Do you have a favorite quote?
People at Cimetrix know I read a lot of biographies, and can pull out quotes for almost any occasion. If I had to choose one favorite, I would go with the classic Vince Lombardi, “The will to win is not nearly so important as the will to prepare to win.”
How do you deal with challenges that come up in your work life?
First I refresh my memory and review what were the real goals and objectives we were trying to achieve. Then I try to understand the possible options, how much time we have to make a decision, and whether or not we have time to gather more data.
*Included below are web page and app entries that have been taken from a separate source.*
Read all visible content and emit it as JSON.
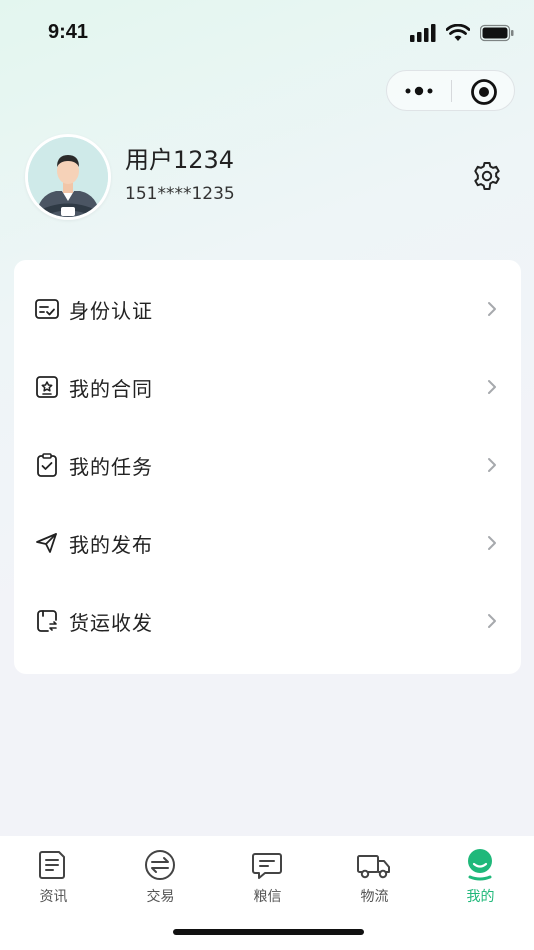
{
  "status_bar": {
    "time": "9:41"
  },
  "profile": {
    "username": "用户1234",
    "phone": "151****1235"
  },
  "menu": [
    {
      "label": "身份认证",
      "icon": "id-card-icon"
    },
    {
      "label": "我的合同",
      "icon": "contract-icon"
    },
    {
      "label": "我的任务",
      "icon": "task-clipboard-icon"
    },
    {
      "label": "我的发布",
      "icon": "send-icon"
    },
    {
      "label": "货运收发",
      "icon": "freight-icon"
    }
  ],
  "tabs": [
    {
      "label": "资讯",
      "icon": "news-icon"
    },
    {
      "label": "交易",
      "icon": "exchange-icon"
    },
    {
      "label": "粮信",
      "icon": "message-icon"
    },
    {
      "label": "物流",
      "icon": "truck-icon"
    },
    {
      "label": "我的",
      "icon": "profile-icon",
      "active": true
    }
  ],
  "colors": {
    "accent": "#1fb87a",
    "background": "#f2f3f8"
  }
}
We also always check to ensure that any decision reflects our company values, and discard options that might not reflect them.
What do you like to do in your free time?
I love to read on a wide variety of topics, especially history and biographies. I believe in doing some physical exercise on a daily basis, which might be running, biking, golfing, or skiing. I’ve also developed an interest in mindfulness and meditation which has led to some formal classes, retreats, and a regular yoga practice.
What’s the best thing that’s happened to you in your time working at Cimetrix?
Without a doubt, it would have to be all the wonderful people I’ve come to know, which includes clients, shareholders and employees. It also gives me genuine pleasure to see the company grow, and to work with satisfied clients and the truly great team of people we have here at Cimetrix. We’ve invested a lot in continually improving our software products, and know our clients can use our products to achieve success in their projects. We’re also seeing the financial rewards that come with that growth, using our profits to invest in some new products and markets to support that growth over the long term. It’s exciting for me to consider what’s possible in the next phase of our evolution as a company. We have a clear vision for how we can grow our markets, expand our product offerings, add more value for our clients, and do all that in a way that provides a good return to our shareholders.
Finally, we know you travel quite a bit with your job. What have you learned from your travels?
For the past 20 years, Cimetrix has developed a client base across the US, Europe and Japan. This has provided many opportunities to travel to semiconductor regions in the US, such as the Bay Area, Portland, Phoenix, Austin, Boston and many other cities. We have clients in almost every European country, each with its own culture and work habits. Japan was the first Asian country in which we developed a meaningful client base. Japan requires a lot of patience as it has a unique culture, but once you establish a solid reputation and client base, it is a great place to do business.
Recently we’ve been developing business opportunities in Taiwan, Korea, China and southeast Asia. It has been fascinating to recruit staff and open offices in these areas, as each country has its unique ways of doing business. Cimetrix has become a truly international company with a diverse group of employees, as we now have employees from many different countries.
If I had to summarize what I’ve learned, it is that even though we have employees and clients from a wide range of backgrounds and perspectives, we also share many similarities. People want to be treated with respect, they want to be appreciated for their contributions, they want to be part of a team in which they take pride, and everyone wants to provide a good living for their family. I am convinced we can build a great company with employees from many different backgrounds while also having a shared Cimetrix culture and set of values.
Thanks Bob for a great interview!